CEBU City Mayor Edgardo Labella announced last week a plan to purchase coronavirus vaccines once they are available. Not to be outdone, third-term Cebu City South District Rep. Rodrigo Abellanosa disclosed a couple of days later that he had filed a bill providing for a free nationwide coronavirus vaccination program.
The race is on. No, not for the mayorship in 2022 although Abellanosa, who is on his third term in Congress, is rumored to be interested in it, but for the still non-existent vaccine.
They are running the same race in the international stage. US President Donald Trump has already ordered from Pfizer 100 million doses of the vaccine that the drugmaker is still developing with an option to buy 500 million doses more if the vaccine proved to be effective and safe.
Not to be outdone, the United Kingdom has also signed a deal with manufacturer AztraZeneca for the supply of a similar 100 million doses of the vaccine that is being developed by the University of Oxford. Other countries like China and Germany that are in the advanced stages in the development of the vaccine are also expected to corner the first available doses for their own citizens.
Where does that leave us? More importantly, do we have the billions of dollars to fund Abellanosa’s proposed program? How much would a dose of vaccine cost?
The figures are daunting. Trump’s deal with Pfizer is worth US$2 billion for the first order of 100 million doses. That’s the equivalent of 100 billion at an assumed exchange rate of P50 to a dollar. And here, right now, we’re already talking of the possibility of a PhilHealth shutdown in a couple of years as a result of corruption!
A recent BBC report said that between 60-70 percent of the people have to be vaccinated to stop it from spreading easily and attain what is known as herd immunity. But honestly, do you think the other 40-30 percent will be happy to wait for that to happen while they remain exposed to the disease? The government has to buy for all of us even if it is going to be a financial nightmare.

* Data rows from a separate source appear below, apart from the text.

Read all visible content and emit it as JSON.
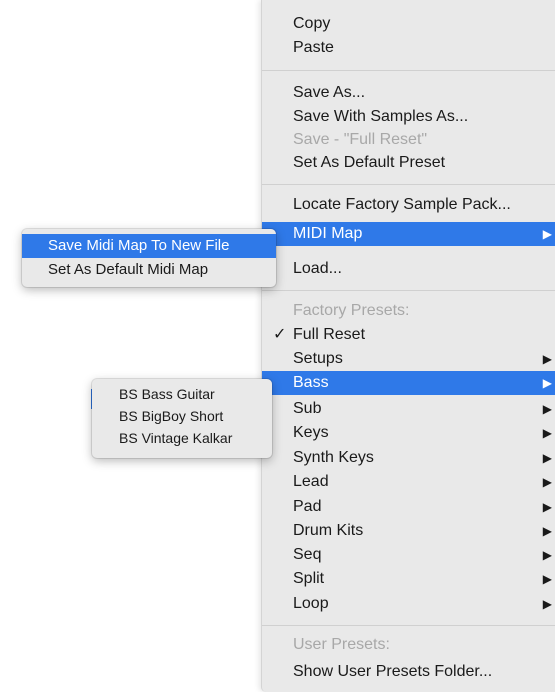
{
  "main_menu": {
    "copy": "Copy",
    "paste": "Paste",
    "save_as": "Save As...",
    "save_with_samples": "Save With Samples As...",
    "save_full_reset": "Save - \"Full Reset\"",
    "set_default_preset": "Set As Default Preset",
    "locate_factory": "Locate Factory Sample Pack...",
    "midi_map": "MIDI Map",
    "load": "Load...",
    "factory_presets_header": "Factory Presets:",
    "full_reset": "Full Reset",
    "full_reset_check": "✓",
    "setups": "Setups",
    "bass": "Bass",
    "sub": "Sub",
    "keys": "Keys",
    "synth_keys": "Synth Keys",
    "lead": "Lead",
    "pad": "Pad",
    "drum_kits": "Drum Kits",
    "seq": "Seq",
    "split": "Split",
    "loop": "Loop",
    "user_presets_header": "User Presets:",
    "show_user_presets": "Show User Presets Folder...",
    "arrow_glyph": "▶"
  },
  "midi_submenu": {
    "save_midi_map": "Save Midi Map To New File",
    "set_default_midi_map": "Set As Default Midi Map"
  },
  "bass_submenu": {
    "items": [
      "BS Bass Guitar",
      "BS BigBoy Short",
      "BS Vintage Kalkar"
    ]
  },
  "colors": {
    "highlight": "#2f79e8",
    "menu_bg": "#e9e9e9",
    "disabled_text": "#a8a8a8"
  }
}
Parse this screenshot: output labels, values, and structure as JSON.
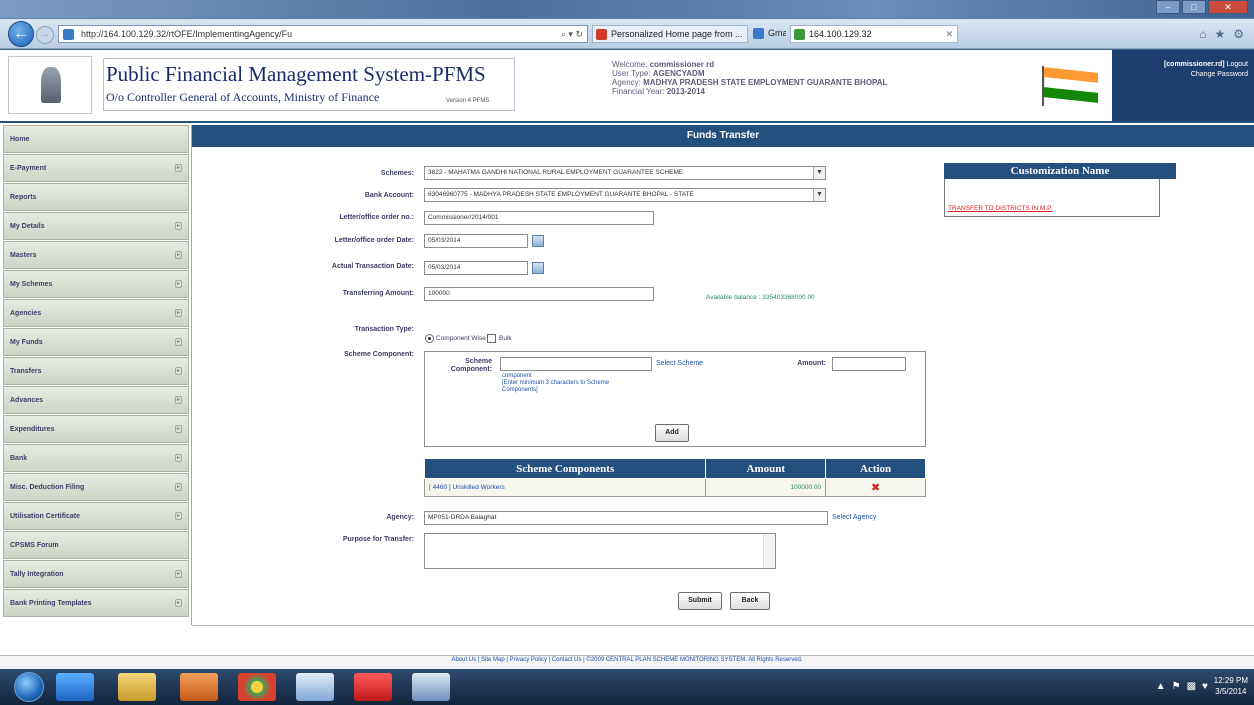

Wait, there’s Russia which, according to a SunStar Cebu report yesterday, has offered to supply the Philippines with a vaccine that is supposedly safe and effective even if it still has to go through clinical trials. Besides, the Russian ambassador did not categorically say that the supply is free; he was probably only marketing a vaccine that still has to be manufactured in commercial quantity.
In fact, that is where all of the advanced vaccine developers are now: still trying to determine if the vaccine that they’re developing is effective and safe by conducting clinical trials. It may take a while before they can roll out their products to the market although it will make Trump happy if that happens before the US elections in November.
We will probably find the money or any other way to acquire the vaccines once they’re in the market. President Duterte promised that. In the meantime, let’s do the next best thing: avoid exposure to the virus. Wash your hands, treat every other person as a carrier and wear a mask. It’s absolutely cheaper than any vaccine.